The ancient parish of Tooting Graveney was the smallest parish in the county of Surrey. And we have an account from 1884 of the boundaries of the parish and the properties you would pass when beating the bounds. So 134 years later, we are going to beat the bounds of Tooting Graveney. We won’t be borrowing half a dozen young schoolboys to undertake the more perilous parts of the walk, which the vestry did in 1884. Nor will we be beating the five remaining Parish Boundary markers with willow fronds. But we will stop at the older buildings of interest, the boundary posts, and perhaps one or two hostelries. And catching a glimpse of Tooting growing from a small rural village in Surrey to the expanding suburb of London it had become by the end of the nineteenth century.
We are doing the 6 mile walk on Saturday 14th July, meeting at 11am at Amen Corner at the junction of Mitcham Road and Southcroft Road.
What have Harringtons Pie and Mash shop in Selkirk Road, Furzedown Recreation Ground, the Victorian Post Box in Church Lane at the entrance to Hawthorn Crescent and Fircroft School got in common?

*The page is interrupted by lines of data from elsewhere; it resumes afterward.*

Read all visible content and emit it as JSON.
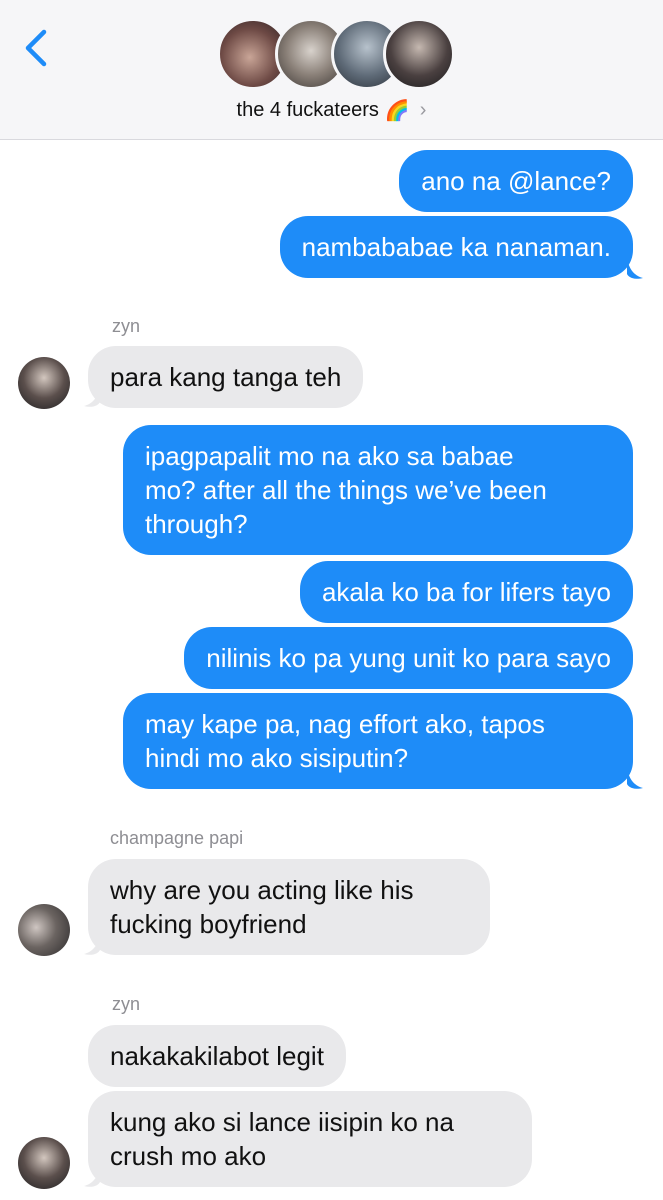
{
  "header": {
    "group_name": "the 4 fuckateers",
    "emoji": "🌈",
    "chevron": "›"
  },
  "colors": {
    "outgoing": "#1e8cf8",
    "incoming": "#e9e9eb",
    "accent": "#1e8cf8"
  },
  "messages": [
    {
      "type": "out",
      "text": "ano na @lance?"
    },
    {
      "type": "out",
      "text": "nambababae ka nanaman."
    },
    {
      "type": "name",
      "text": "zyn"
    },
    {
      "type": "in",
      "text": "para kang tanga teh"
    },
    {
      "type": "out",
      "lines": [
        "ipagpapalit mo na ako sa babae",
        "mo? after all the things we’ve been",
        "through?"
      ]
    },
    {
      "type": "out",
      "text": "akala ko ba for lifers tayo"
    },
    {
      "type": "out",
      "text": "nilinis ko pa yung unit ko para sayo"
    },
    {
      "type": "out",
      "lines": [
        "may kape pa, nag effort ako, tapos",
        "hindi mo ako sisiputin?"
      ]
    },
    {
      "type": "name",
      "text": "champagne papi"
    },
    {
      "type": "in",
      "lines": [
        "why are you acting like his",
        "fucking boyfriend"
      ]
    },
    {
      "type": "name",
      "text": "zyn"
    },
    {
      "type": "in",
      "text": "nakakakilabot legit"
    },
    {
      "type": "in",
      "lines": [
        "kung ako si lance iisipin ko na",
        "crush mo ako"
      ]
    }
  ]
}
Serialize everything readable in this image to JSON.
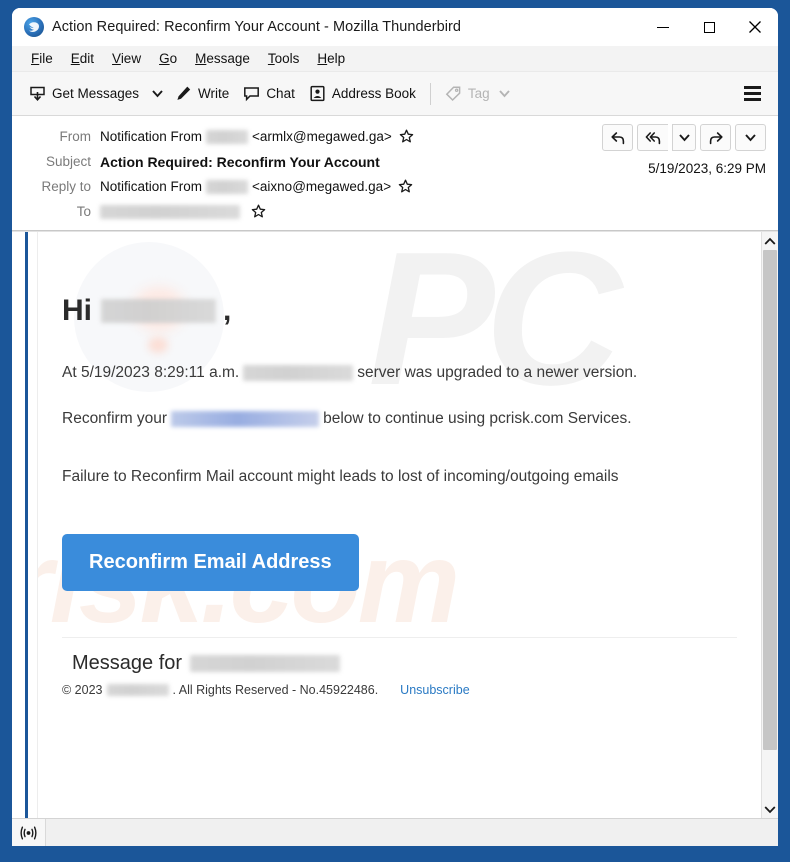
{
  "window": {
    "title": "Action Required: Reconfirm Your Account - Mozilla Thunderbird",
    "app_icon": "thunderbird-icon",
    "minimize_label": "Minimize",
    "maximize_label": "Maximize",
    "close_label": "Close"
  },
  "menubar": {
    "items": [
      {
        "pre": "",
        "key": "F",
        "post": "ile"
      },
      {
        "pre": "",
        "key": "E",
        "post": "dit"
      },
      {
        "pre": "",
        "key": "V",
        "post": "iew"
      },
      {
        "pre": "",
        "key": "G",
        "post": "o"
      },
      {
        "pre": "",
        "key": "M",
        "post": "essage"
      },
      {
        "pre": "",
        "key": "T",
        "post": "ools"
      },
      {
        "pre": "",
        "key": "H",
        "post": "elp"
      }
    ]
  },
  "toolbar": {
    "get_messages": "Get Messages",
    "write": "Write",
    "chat": "Chat",
    "address_book": "Address Book",
    "tag": "Tag",
    "menu_label": "Application menu"
  },
  "message_header": {
    "from_label": "From",
    "from_name": "Notification From",
    "from_address": "<armlx@megawed.ga>",
    "subject_label": "Subject",
    "subject": "Action Required: Reconfirm Your Account",
    "reply_to_label": "Reply to",
    "reply_to_name": "Notification From",
    "reply_to_address": "<aixno@megawed.ga>",
    "to_label": "To",
    "date": "5/19/2023, 6:29 PM",
    "actions": {
      "reply": "Reply",
      "reply_all": "Reply All",
      "reply_all_more": "More reply options",
      "forward": "Forward",
      "forward_more": "More forward options"
    }
  },
  "mail_body": {
    "greeting_prefix": "Hi",
    "greeting_suffix": ",",
    "paragraph1_a": "At 5/19/2023 8:29:11 a.m.",
    "paragraph1_b": "server was upgraded to a newer version.",
    "paragraph2_a": "Reconfirm your",
    "paragraph2_b": "below to continue using pcrisk.com Services.",
    "warning": "Failure to Reconfirm Mail account might leads to lost of incoming/outgoing emails",
    "cta_button": "Reconfirm Email Address",
    "message_for": "Message for",
    "copyright_a": "© 2023",
    "copyright_b": ". All Rights Reserved - No.45922486.",
    "unsubscribe": "Unsubscribe",
    "watermark_pc": "PC",
    "watermark_risk": "risk.com",
    "cta_color": "#3a8cdb",
    "link_color": "#2a7ac4"
  },
  "statusbar": {
    "connection_icon": "online-indicator-icon"
  }
}
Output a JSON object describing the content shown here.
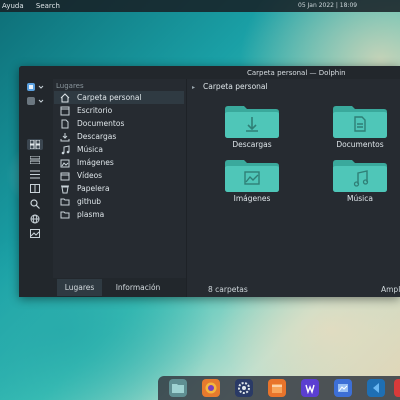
{
  "topbar": {
    "menu": [
      "Ayuda",
      "Search"
    ],
    "clock": "05 Jan 2022 | 18:09"
  },
  "window": {
    "title": "Carpeta personal — Dolphin"
  },
  "sidebar": {
    "header": "Lugares",
    "items": [
      {
        "label": "Carpeta personal",
        "icon": "home-icon",
        "active": true
      },
      {
        "label": "Escritorio",
        "icon": "desktop-icon"
      },
      {
        "label": "Documentos",
        "icon": "documents-icon"
      },
      {
        "label": "Descargas",
        "icon": "downloads-icon"
      },
      {
        "label": "Música",
        "icon": "music-icon"
      },
      {
        "label": "Imágenes",
        "icon": "pictures-icon"
      },
      {
        "label": "Vídeos",
        "icon": "videos-icon"
      },
      {
        "label": "Papelera",
        "icon": "trash-icon"
      },
      {
        "label": "github",
        "icon": "folder-icon"
      },
      {
        "label": "plasma",
        "icon": "folder-icon"
      }
    ],
    "tabs": [
      "Lugares",
      "Información"
    ]
  },
  "content": {
    "breadcrumb": "Carpeta personal",
    "folders": [
      {
        "label": "Descargas",
        "icon": "download-arrow-icon"
      },
      {
        "label": "Documentos",
        "icon": "document-page-icon"
      },
      {
        "label": "Imágenes",
        "icon": "image-icon"
      },
      {
        "label": "Música",
        "icon": "music-note-icon"
      }
    ],
    "status_count": "8 carpetas",
    "status_zoom": "Ampliación"
  },
  "colors": {
    "folder": "#4fc6b8",
    "folder_dark": "#3aa99c",
    "accent": "#2f3a42"
  }
}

They have all been approved for addition to the local list of historic buildings and items drawn up by Wandsworth Council and approved at Committee this week. Tooting History Group Committee members spent many hours surveying, compiling and submitting buildings and other historic items of interest for consideration by Wandsworth. Although local listing doesn’t have the same statutory force as listing by Historic England, it will have to be taken into account when planning applications are considered.
You can view the full local list for the whole borough here.
You can view the full Council Committee report here.
These Tooting landmark buildings; Defoe Chapel in Tooting High Street and The Gables, Longley Road, have also been added to the local list.